EXERCISE
Among the entries below, find every line that has "title" and pull it out.

DATA FOR REVIEW
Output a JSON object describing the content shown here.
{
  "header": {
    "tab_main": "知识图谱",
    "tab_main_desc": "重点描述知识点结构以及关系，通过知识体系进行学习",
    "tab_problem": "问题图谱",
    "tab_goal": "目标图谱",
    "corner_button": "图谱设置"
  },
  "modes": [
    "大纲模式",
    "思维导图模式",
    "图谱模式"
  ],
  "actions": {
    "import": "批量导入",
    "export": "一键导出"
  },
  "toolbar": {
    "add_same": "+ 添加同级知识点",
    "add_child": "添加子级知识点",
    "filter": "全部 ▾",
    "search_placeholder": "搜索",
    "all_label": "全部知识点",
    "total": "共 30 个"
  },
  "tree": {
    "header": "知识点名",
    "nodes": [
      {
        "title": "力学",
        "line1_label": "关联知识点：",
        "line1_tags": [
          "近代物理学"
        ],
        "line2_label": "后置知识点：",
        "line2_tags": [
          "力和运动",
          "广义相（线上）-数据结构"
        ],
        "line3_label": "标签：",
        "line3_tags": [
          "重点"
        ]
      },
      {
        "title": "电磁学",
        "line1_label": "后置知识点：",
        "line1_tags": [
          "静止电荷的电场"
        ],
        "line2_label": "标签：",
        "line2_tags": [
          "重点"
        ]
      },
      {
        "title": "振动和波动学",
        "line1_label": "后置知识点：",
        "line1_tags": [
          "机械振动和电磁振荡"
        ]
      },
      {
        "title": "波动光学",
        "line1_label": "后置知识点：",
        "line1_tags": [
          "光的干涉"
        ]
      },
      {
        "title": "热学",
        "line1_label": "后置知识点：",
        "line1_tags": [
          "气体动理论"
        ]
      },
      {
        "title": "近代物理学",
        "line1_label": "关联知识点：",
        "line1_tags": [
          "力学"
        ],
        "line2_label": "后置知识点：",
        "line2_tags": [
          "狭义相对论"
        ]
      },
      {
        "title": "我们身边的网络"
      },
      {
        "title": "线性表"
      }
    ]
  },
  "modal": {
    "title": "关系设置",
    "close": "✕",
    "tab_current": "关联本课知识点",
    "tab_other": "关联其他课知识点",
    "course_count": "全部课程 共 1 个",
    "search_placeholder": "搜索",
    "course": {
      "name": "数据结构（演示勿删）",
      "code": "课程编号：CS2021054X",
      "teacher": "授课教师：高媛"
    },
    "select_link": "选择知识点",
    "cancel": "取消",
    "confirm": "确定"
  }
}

EXERCISE SOLUTION
        "title": "力学",
        "title": "电磁学",
        "title": "振动和波动学",
        "title": "波动光学",
        "title": "热学",
        "title": "近代物理学",
        "title": "我们身边的网络"
        "title": "线性表"
    "title": "关系设置",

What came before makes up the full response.